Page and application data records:
☆ ☆ ☆ ☆ ☆
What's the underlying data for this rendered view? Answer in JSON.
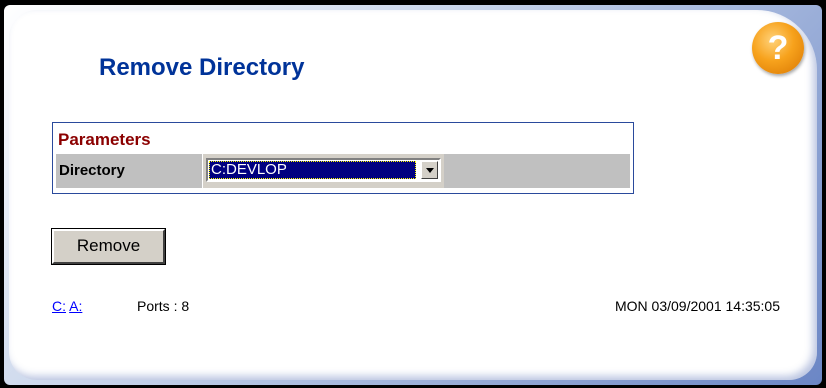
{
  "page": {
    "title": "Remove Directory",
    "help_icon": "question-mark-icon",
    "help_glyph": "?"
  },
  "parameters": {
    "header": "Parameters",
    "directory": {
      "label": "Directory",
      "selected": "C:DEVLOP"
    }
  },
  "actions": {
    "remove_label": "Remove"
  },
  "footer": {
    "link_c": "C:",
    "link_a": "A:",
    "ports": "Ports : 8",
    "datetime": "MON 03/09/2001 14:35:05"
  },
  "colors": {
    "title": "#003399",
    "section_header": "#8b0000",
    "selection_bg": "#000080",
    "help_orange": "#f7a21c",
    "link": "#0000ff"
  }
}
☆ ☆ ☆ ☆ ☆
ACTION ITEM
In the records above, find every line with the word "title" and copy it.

RESULT OF THE TASK
    "title": "Remove Directory",
    "title": "#003399",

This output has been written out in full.